■ PROBLEM STATEMENT ■
Could you filter the data below down to the lines that hold the word "JSON"?

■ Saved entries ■
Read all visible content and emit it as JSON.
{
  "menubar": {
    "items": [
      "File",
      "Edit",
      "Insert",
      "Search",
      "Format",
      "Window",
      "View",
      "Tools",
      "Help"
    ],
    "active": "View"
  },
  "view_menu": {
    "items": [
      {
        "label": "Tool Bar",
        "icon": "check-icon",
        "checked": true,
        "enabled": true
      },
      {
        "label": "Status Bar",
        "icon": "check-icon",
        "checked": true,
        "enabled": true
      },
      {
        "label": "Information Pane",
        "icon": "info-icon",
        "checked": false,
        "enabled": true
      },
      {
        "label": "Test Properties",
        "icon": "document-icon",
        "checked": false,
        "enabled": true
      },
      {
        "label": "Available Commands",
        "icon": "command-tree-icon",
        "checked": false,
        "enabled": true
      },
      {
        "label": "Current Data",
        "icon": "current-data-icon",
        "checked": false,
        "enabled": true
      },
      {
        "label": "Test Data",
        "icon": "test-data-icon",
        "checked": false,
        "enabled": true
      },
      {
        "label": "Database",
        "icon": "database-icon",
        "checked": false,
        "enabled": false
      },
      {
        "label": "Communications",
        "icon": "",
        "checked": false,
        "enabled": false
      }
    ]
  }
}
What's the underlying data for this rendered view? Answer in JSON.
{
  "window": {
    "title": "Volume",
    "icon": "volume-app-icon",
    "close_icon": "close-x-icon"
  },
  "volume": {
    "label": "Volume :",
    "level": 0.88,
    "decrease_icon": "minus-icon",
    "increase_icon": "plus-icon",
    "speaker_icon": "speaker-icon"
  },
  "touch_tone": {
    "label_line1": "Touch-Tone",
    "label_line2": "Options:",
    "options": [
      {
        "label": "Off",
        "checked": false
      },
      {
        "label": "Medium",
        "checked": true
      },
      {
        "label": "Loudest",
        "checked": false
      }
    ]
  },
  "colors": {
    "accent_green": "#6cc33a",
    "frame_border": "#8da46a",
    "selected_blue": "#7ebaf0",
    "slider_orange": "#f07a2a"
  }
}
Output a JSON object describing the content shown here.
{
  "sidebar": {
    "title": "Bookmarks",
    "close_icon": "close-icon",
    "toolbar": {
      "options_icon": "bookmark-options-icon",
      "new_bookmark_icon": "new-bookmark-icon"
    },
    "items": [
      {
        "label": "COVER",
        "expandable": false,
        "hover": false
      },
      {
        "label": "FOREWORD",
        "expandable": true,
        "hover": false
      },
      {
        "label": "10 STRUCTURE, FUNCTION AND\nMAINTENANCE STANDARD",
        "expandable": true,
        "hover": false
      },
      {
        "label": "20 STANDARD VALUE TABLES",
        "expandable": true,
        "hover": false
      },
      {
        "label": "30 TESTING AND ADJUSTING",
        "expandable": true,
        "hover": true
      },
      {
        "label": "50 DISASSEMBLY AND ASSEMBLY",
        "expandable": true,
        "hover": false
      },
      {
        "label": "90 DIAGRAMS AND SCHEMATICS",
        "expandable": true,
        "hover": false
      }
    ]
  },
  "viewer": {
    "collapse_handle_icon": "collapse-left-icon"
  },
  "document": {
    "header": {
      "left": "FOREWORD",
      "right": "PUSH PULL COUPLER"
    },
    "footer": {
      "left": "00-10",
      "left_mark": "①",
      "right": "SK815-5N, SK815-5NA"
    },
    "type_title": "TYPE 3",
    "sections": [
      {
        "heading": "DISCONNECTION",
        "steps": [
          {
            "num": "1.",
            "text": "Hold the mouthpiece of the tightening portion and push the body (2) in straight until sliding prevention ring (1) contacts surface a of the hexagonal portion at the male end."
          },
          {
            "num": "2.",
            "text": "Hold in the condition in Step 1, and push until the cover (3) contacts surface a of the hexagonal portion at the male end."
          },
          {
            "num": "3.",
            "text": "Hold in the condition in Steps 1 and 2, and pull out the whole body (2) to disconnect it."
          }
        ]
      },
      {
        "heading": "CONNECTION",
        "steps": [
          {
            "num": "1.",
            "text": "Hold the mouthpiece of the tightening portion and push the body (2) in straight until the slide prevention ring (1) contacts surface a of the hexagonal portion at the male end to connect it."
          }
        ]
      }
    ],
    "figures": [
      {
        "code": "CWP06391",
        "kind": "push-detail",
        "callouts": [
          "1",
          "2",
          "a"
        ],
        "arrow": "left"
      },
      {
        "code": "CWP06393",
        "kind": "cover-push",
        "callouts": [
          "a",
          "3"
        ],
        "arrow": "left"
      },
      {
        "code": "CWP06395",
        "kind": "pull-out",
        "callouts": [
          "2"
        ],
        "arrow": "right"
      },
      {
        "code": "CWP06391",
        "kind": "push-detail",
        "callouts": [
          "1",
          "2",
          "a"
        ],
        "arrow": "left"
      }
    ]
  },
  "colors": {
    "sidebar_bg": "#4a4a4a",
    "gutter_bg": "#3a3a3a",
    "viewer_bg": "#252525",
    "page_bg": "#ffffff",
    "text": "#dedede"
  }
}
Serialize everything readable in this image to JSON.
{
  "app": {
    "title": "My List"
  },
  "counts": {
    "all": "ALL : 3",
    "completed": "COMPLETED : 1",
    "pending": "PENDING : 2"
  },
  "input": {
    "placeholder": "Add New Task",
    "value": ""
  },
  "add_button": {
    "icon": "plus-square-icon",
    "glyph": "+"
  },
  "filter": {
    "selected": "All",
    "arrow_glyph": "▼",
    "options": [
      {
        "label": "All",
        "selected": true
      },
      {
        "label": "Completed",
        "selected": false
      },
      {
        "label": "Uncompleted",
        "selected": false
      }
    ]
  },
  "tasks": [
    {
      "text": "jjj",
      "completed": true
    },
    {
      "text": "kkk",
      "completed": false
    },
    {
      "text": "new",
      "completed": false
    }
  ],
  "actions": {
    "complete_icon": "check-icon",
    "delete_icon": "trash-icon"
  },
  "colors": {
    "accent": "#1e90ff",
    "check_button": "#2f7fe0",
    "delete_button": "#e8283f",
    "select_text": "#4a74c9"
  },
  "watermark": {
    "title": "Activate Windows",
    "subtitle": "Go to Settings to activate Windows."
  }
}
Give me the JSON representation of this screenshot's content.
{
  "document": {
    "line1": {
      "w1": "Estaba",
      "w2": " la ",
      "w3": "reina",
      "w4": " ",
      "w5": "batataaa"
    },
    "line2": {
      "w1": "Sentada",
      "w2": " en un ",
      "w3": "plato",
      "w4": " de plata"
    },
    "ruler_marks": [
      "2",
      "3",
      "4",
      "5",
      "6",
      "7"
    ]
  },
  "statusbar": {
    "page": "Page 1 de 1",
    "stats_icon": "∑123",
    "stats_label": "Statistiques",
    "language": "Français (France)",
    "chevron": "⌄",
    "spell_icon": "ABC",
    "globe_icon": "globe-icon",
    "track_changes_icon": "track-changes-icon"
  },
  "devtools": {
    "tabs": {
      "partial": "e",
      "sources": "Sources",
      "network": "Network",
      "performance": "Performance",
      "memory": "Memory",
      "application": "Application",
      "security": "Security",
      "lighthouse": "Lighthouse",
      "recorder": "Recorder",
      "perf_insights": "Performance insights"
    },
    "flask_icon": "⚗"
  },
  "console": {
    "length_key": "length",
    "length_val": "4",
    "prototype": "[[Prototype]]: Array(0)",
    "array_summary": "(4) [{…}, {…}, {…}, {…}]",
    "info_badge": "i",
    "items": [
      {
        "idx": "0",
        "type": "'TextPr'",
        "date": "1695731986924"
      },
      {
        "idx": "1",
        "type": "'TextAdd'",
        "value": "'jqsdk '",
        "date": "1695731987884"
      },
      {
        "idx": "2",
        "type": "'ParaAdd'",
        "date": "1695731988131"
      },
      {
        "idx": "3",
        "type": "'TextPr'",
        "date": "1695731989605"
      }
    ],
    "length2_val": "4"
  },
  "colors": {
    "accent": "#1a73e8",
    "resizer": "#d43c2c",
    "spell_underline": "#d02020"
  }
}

■ PROBLEM SOLUTION ■
Read all visible content and emit it as JSON.
What's the underlying data for this rendered view? Answer in JSON.
Output a JSON object describing the content shown here.
Serialize everything readable in this image to JSON.
Give me the JSON representation of this screenshot's content.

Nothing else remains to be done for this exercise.